▶ _Problem to work on_:
The entries need to be copied exactly.

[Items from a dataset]

========================================

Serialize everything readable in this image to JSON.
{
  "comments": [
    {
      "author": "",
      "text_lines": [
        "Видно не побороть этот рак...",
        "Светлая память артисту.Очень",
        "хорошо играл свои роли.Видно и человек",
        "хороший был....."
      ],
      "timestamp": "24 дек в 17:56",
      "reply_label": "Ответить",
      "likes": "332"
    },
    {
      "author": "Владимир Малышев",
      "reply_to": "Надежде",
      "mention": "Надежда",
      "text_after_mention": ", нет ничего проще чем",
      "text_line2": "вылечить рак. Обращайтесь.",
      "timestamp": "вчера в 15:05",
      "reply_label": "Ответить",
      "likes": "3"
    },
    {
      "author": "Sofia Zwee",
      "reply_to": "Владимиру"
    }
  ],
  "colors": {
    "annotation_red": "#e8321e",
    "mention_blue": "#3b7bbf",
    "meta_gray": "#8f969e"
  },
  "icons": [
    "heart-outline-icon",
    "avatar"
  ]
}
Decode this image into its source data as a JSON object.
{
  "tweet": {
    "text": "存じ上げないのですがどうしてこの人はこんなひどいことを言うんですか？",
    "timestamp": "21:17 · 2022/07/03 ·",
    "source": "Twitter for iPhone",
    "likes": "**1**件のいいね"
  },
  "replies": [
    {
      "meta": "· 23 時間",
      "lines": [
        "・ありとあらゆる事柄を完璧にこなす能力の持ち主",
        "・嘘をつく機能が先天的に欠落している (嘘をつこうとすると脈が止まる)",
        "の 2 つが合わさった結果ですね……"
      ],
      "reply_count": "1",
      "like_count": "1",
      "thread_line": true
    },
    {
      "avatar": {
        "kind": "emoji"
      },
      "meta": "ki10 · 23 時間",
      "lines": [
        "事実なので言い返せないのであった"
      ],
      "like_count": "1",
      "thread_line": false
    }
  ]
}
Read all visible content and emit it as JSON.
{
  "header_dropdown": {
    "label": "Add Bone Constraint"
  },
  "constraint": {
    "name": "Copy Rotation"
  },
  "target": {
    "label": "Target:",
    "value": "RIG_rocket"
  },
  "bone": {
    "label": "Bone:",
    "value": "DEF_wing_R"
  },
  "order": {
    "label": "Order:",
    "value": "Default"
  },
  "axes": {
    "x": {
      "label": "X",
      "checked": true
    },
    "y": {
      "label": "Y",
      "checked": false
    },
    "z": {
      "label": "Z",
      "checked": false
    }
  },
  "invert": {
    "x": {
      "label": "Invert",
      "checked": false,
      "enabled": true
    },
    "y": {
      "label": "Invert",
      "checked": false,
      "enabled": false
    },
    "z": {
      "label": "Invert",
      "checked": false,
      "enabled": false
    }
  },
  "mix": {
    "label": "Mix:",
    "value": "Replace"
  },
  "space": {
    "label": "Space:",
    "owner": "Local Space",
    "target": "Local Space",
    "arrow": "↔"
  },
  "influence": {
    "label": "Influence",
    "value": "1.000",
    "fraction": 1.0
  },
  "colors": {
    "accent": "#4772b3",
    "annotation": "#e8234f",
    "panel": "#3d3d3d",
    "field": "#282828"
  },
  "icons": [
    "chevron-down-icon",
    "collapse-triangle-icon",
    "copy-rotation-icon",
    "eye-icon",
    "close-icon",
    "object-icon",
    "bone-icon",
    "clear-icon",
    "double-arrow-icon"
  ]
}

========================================

▶ _Solution to this task_:
Serialize everything readable in this image to JSON.
{
  "comments": [
    {
      "author": "",
      "text_lines": [
        "Видно не побороть этот рак...",
        "Светлая память артисту.Очень",
        "хорошо играл свои роли.Видно и человек",
        "хороший был....."
      ],
      "timestamp": "24 дек в 17:56",
      "reply_label": "Ответить",
      "likes": "332"
    },
    {
      "author": "Владимир Малышев",
      "reply_to": "Надежде",
      "mention": "Надежда",
      "text_after_mention": ", нет ничего проще чем",
      "text_line2": "вылечить рак. Обращайтесь.",
      "timestamp": "вчера в 15:05",
      "reply_label": "Ответить",
      "likes": "3"
    },
    {
      "author": "Sofia Zwee",
      "reply_to": "Владимиру"
    }
  ],
  "colors": {
    "annotation_red": "#e8321e",
    "mention_blue": "#3b7bbf",
    "meta_gray": "#8f969e"
  },
  "icons": [
    "heart-outline-icon",
    "avatar"
  ]
}
Decode this image into its source data as a JSON object.
{
  "tweet": {
    "text": "存じ上げないのですがどうしてこの人はこんなひどいことを言うんですか？",
    "timestamp": "21:17 · 2022/07/03 ·",
    "source": "Twitter for iPhone",
    "likes": "**1**件のいいね"
  },
  "replies": [
    {
      "meta": "· 23 時間",
      "lines": [
        "・ありとあらゆる事柄を完璧にこなす能力の持ち主",
        "・嘘をつく機能が先天的に欠落している (嘘をつこうとすると脈が止まる)",
        "の 2 つが合わさった結果ですね……"
      ],
      "reply_count": "1",
      "like_count": "1",
      "thread_line": true
    },
    {
      "avatar": {
        "kind": "emoji"
      },
      "meta": "ki10 · 23 時間",
      "lines": [
        "事実なので言い返せないのであった"
      ],
      "like_count": "1",
      "thread_line": false
    }
  ]
}
Read all visible content and emit it as JSON.
{
  "header_dropdown": {
    "label": "Add Bone Constraint"
  },
  "constraint": {
    "name": "Copy Rotation"
  },
  "target": {
    "label": "Target:",
    "value": "RIG_rocket"
  },
  "bone": {
    "label": "Bone:",
    "value": "DEF_wing_R"
  },
  "order": {
    "label": "Order:",
    "value": "Default"
  },
  "axes": {
    "x": {
      "label": "X",
      "checked": true
    },
    "y": {
      "label": "Y",
      "checked": false
    },
    "z": {
      "label": "Z",
      "checked": false
    }
  },
  "invert": {
    "x": {
      "label": "Invert",
      "checked": false,
      "enabled": true
    },
    "y": {
      "label": "Invert",
      "checked": false,
      "enabled": false
    },
    "z": {
      "label": "Invert",
      "checked": false,
      "enabled": false
    }
  },
  "mix": {
    "label": "Mix:",
    "value": "Replace"
  },
  "space": {
    "label": "Space:",
    "owner": "Local Space",
    "target": "Local Space",
    "arrow": "↔"
  },
  "influence": {
    "label": "Influence",
    "value": "1.000",
    "fraction": 1.0
  },
  "colors": {
    "accent": "#4772b3",
    "annotation": "#e8234f",
    "panel": "#3d3d3d",
    "field": "#282828"
  },
  "icons": [
    "chevron-down-icon",
    "collapse-triangle-icon",
    "copy-rotation-icon",
    "eye-icon",
    "close-icon",
    "object-icon",
    "bone-icon",
    "clear-icon",
    "double-arrow-icon"
  ]
}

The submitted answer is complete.